Last week I wrote to you from bed, but this week, as you can see, I am back in circulation again. It has been a busy week, too, what with the Christmas rush at the office, (not so much volume as the necessity for getting them out promptly), the Christmas shopping to do, the house to get in order for Christmas guests, the meals to prepare, etc., so while I have not been feeling quite up to snuff I’ve been too busy to pamper myself. Dan got home (from the University of Connecticut) Wednesday and helped, while Dave is doing quite a lot in the Christmas decorating line, trimming the tree (a live one which Dan and Ced bought), fixing the table decorations, putting up wreaths on the front door, hall and living room. Dave decided to place the tree in the living room between the two windows opposite the fireplace where there was a plug handy. All the youngsters who have been away to college are back home for the holidays and have been dropping in on and off, including Dick Christie, Don Whitney, Cy and Pete Linsley, Charlie Hall, Red Sirene, also Benny Slawson, Jean Hughes, Barbara Plumb and a few minutes ago, Wop and Agnes Ives, with some brownies and other Christmas cookies. Aunt Betty arrived yesterday and Aunt Elsie is due sometime today. We expected her in time for dinner but that is long past now (4:30) and no word from her yet.
Today it is quite cold, the coldest we have had this year and the weatherman says snow tonight and probably tomorrow morning. There is some talk of our all going down to visit the Chandlers between Christmas and New Year’s but nothing definite has been decided yet. Oh, by the way, the Ives asked about you and when I told them I was writing to you, they asked me to send you their best wishes for a Merry Christmas. I read them your last letter which began with the paragraph about your coming home in June, 1941. I did not get the expected letter last week with the new snapshots in it, but whether that was because of the seasonal delay in delivery of Christmas mail or because you did not write is unknown at the present writing. We have had the usual mass of Christmas cards, although I have not sent out any myself. Some of them are: Cecelia Mullins (Lad’s girlfriend), Helen Plumb, Mrs. Lee, the Ives with pictures of their three dogs, Don Quaintance, Larry with a picture of the baby, Charlie Kurtz and family, Burr Davis and family, Mr. in Mrs. Searles, the Cudlipps, Brita (Heurlin Bagshaw )and Sidney Bagshaw), Ray Beckwith, Mr. and Mrs. Kascak, Alice Reyom and Barbara (Plumb, Dan’s girlfriend). Also Rudolph Noer, George Woods and Mr. Blatz.
I don’t know what is behind it but Elizabeth asked me yesterday if she could come in and celebrate Christmas with us because Zeke has never made much of Christmas and was going to his home for the day. Elizabeth wanted to come in for stocking opening time (I hadn’t up to that time thought of including her in the stocking filling ) right through including dinner.

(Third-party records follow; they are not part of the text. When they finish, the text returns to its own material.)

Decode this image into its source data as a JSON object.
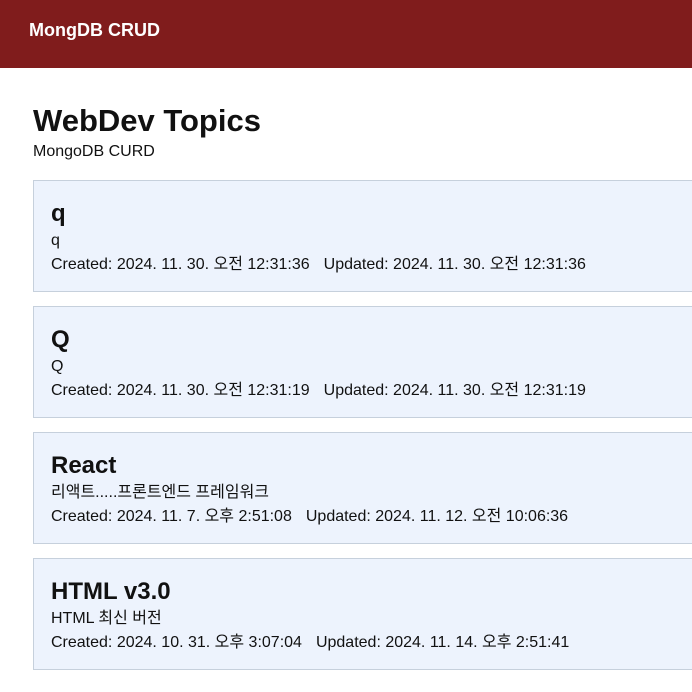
{
  "navbar": {
    "brand": "MongDB CRUD"
  },
  "page": {
    "title": "WebDev Topics",
    "subtitle": "MongoDB CURD"
  },
  "topics": [
    {
      "title": "q",
      "description": "q",
      "created": "Created: 2024. 11. 30. 오전 12:31:36",
      "updated": "Updated: 2024. 11. 30. 오전 12:31:36"
    },
    {
      "title": "Q",
      "description": "Q",
      "created": "Created: 2024. 11. 30. 오전 12:31:19",
      "updated": "Updated: 2024. 11. 30. 오전 12:31:19"
    },
    {
      "title": "React",
      "description": "리액트.....프론트엔드 프레임워크",
      "created": "Created: 2024. 11. 7. 오후 2:51:08",
      "updated": "Updated: 2024. 11. 12. 오전 10:06:36"
    },
    {
      "title": "HTML v3.0",
      "description": "HTML 최신 버전",
      "created": "Created: 2024. 10. 31. 오후 3:07:04",
      "updated": "Updated: 2024. 11. 14. 오후 2:51:41"
    }
  ],
  "colors": {
    "navbar_bg": "#801c1c",
    "card_bg": "#edf3fd",
    "card_border": "#c6d0dc"
  }
}
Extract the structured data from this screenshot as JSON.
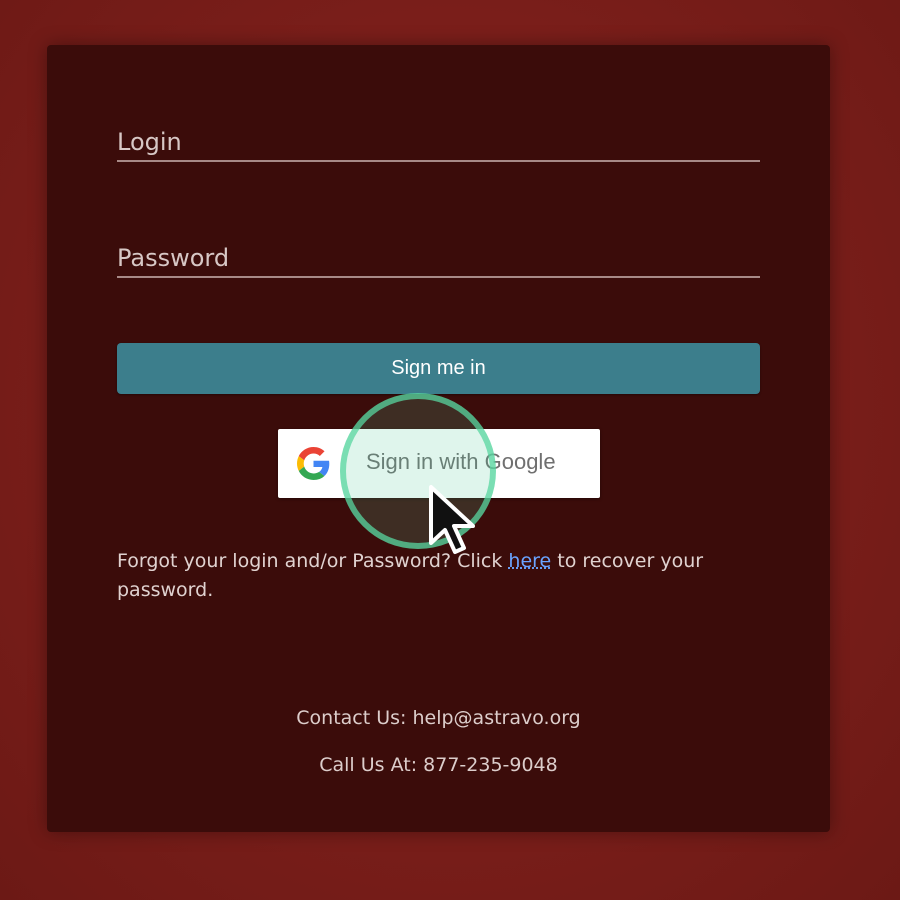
{
  "login_form": {
    "login_placeholder": "Login",
    "password_placeholder": "Password",
    "sign_in_label": "Sign me in",
    "google_label": "Sign in with Google"
  },
  "recovery": {
    "text_before": "Forgot your login and/or Password? Click ",
    "link_text": "here",
    "text_after": " to recover your password."
  },
  "contact": {
    "email_line": "Contact Us: help@astravo.org",
    "phone_line": "Call Us At: 877-235-9048"
  },
  "colors": {
    "background": "#7a1e1a",
    "card": "#3b0c0a",
    "primary_button": "#3c7e8c",
    "link": "#6aa3ff",
    "click_indicator": "#58d6a0"
  },
  "icons": {
    "google": "google-g-icon",
    "pointer": "mouse-pointer-icon"
  }
}
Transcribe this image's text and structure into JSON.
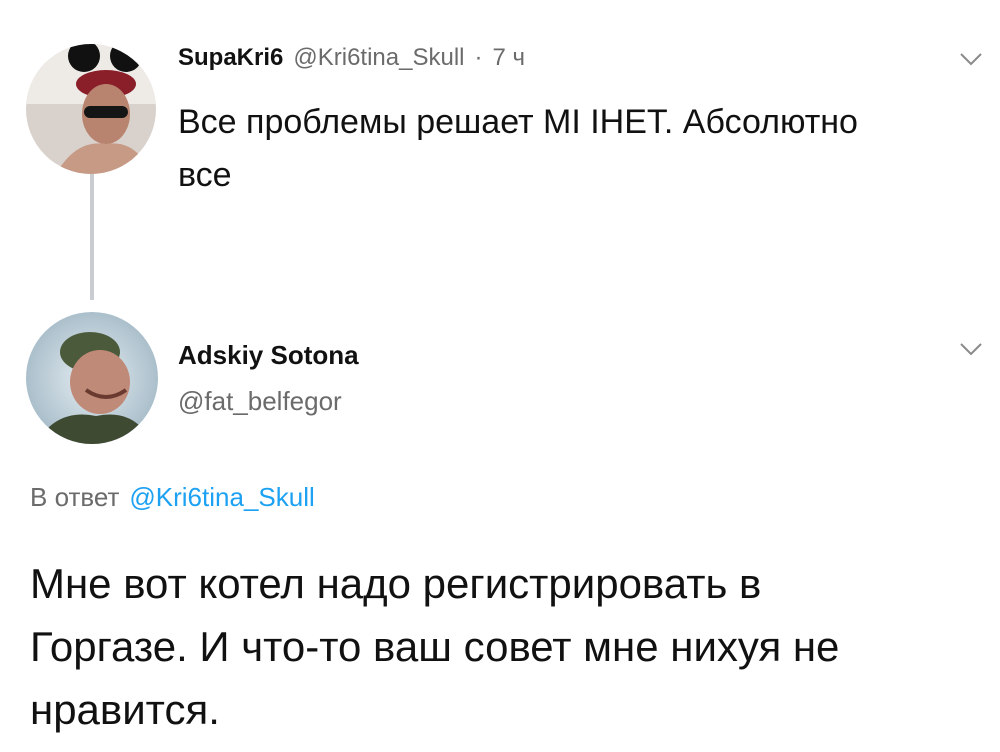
{
  "colors": {
    "background": "#ffffff",
    "text": "#111111",
    "secondary": "#6b6b6b",
    "link": "#1da1f2",
    "thread_line": "#c9cdd1"
  },
  "tweet": {
    "display_name": "SupaKri6",
    "handle": "@Kri6tina_Skull",
    "separator": "·",
    "time": "7 ч",
    "text_line1": "Все проблемы решает МІ ІНЕТ. Абсолютно",
    "text_line2": "все",
    "menu_icon": "chevron-down-icon",
    "avatar_icon": "avatar-icon"
  },
  "reply": {
    "display_name": "Adskiy Sotona",
    "handle": "@fat_belfegor",
    "menu_icon": "chevron-down-icon",
    "avatar_icon": "avatar-icon",
    "in_reply_prefix": "В ответ",
    "in_reply_handle": "@Kri6tina_Skull",
    "body_line1": "Мне вот котел надо регистрировать в",
    "body_line2": "Горгазе. И что-то ваш совет мне нихуя не",
    "body_line3": "нравится."
  }
}
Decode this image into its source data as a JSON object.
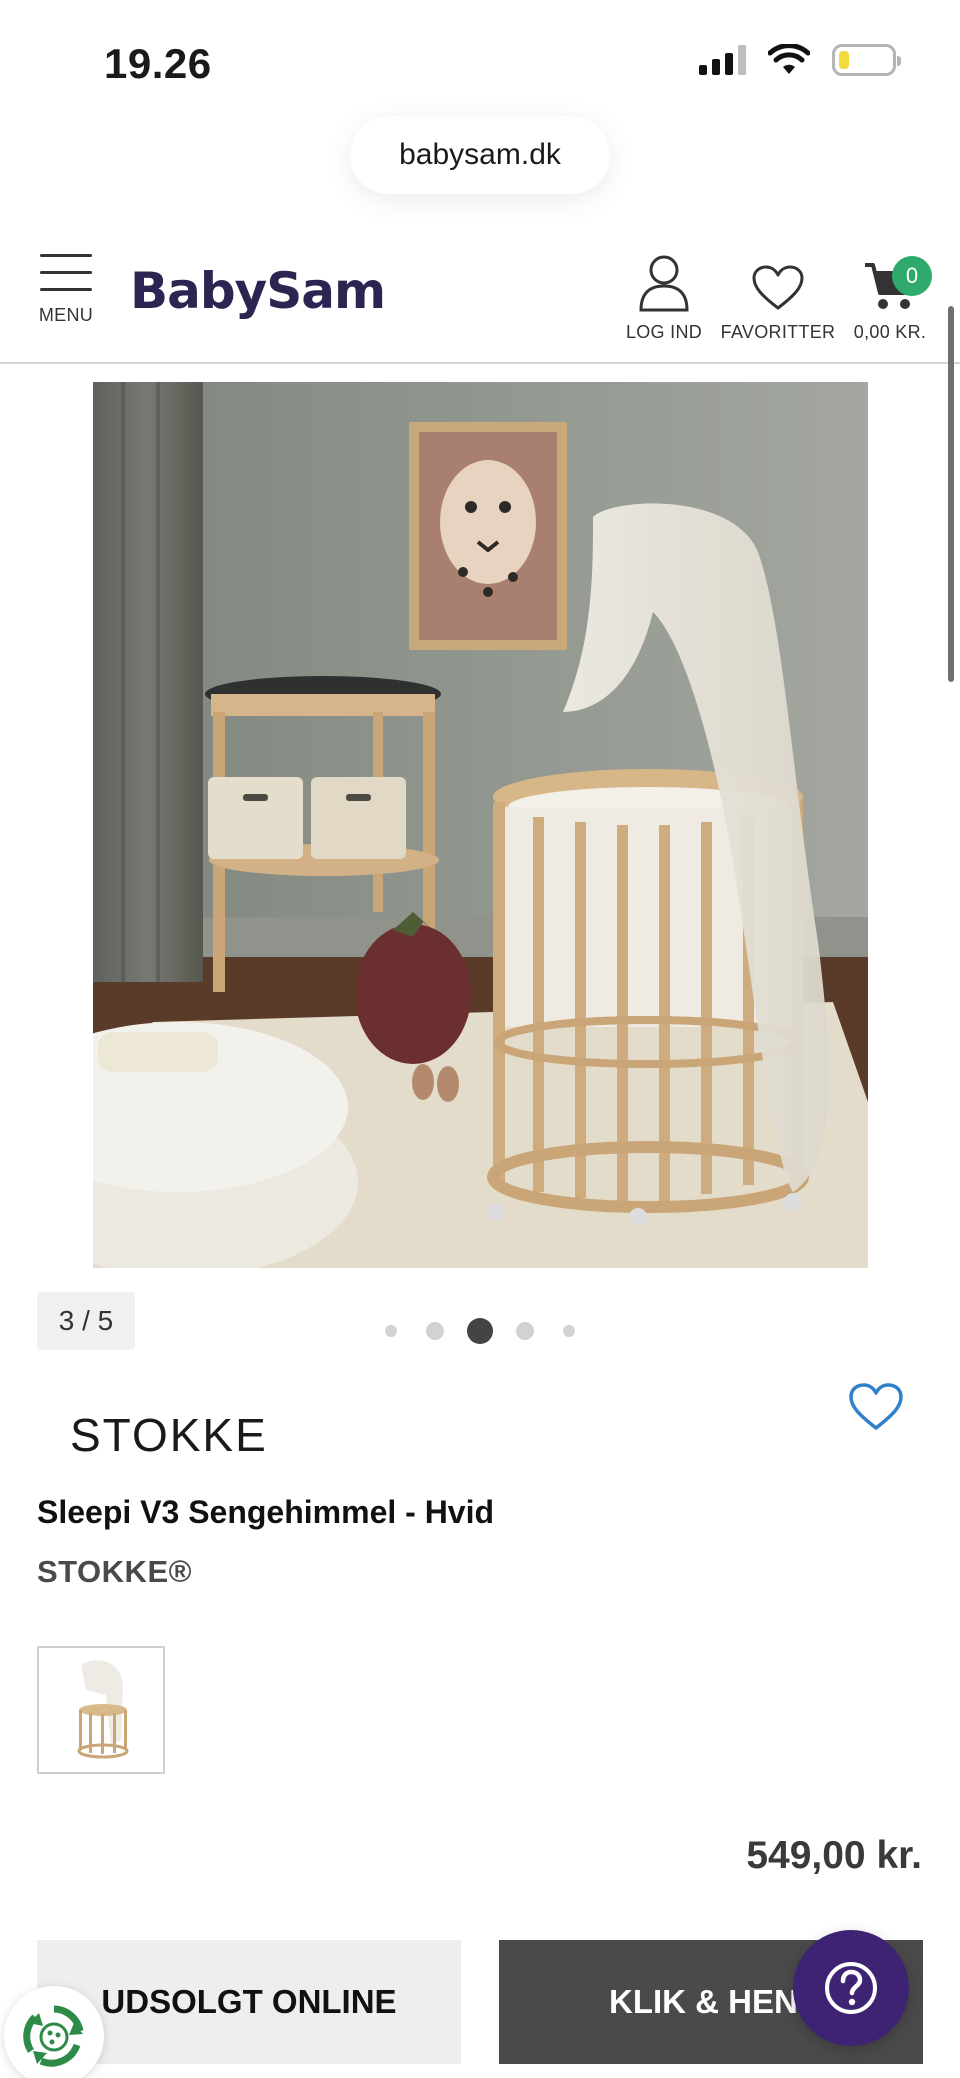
{
  "status_bar": {
    "time": "19.26"
  },
  "browser": {
    "url": "babysam.dk"
  },
  "header": {
    "logo": "BabySam",
    "menu_label": "MENU",
    "login_label": "LOG IND",
    "favorites_label": "FAVORITTER",
    "cart_total": "0,00 KR.",
    "cart_count": "0"
  },
  "gallery": {
    "counter": "3 / 5",
    "current_index": 3,
    "total": 5
  },
  "product": {
    "brand_logo": "STOKKE",
    "title": "Sleepi V3 Sengehimmel - Hvid",
    "brand": "STOKKE®",
    "price": "549,00 kr."
  },
  "actions": {
    "sold_out_label": "UDSOLGT ONLINE",
    "click_collect_label": "KLIK & HENT"
  },
  "colors": {
    "brand_purple": "#2e2452",
    "help_purple": "#3f2373",
    "badge_green": "#2faa6a",
    "dark_button": "#4a4a4a",
    "recycle_green": "#2e8b47"
  },
  "icons": [
    "menu-icon",
    "user-icon",
    "heart-icon",
    "cart-icon",
    "help-icon",
    "recycle-icon",
    "signal-icon",
    "wifi-icon",
    "battery-icon"
  ]
}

Of course, I said, “Yes.”
Tomorrow I will continue this letter with more news of Christmas Eve and Christmas Day. On Wednesday and Thursday, a collection of notes written on Christmas Day to Lad from those present, and on Friday, two Christmas cards sent to Lad.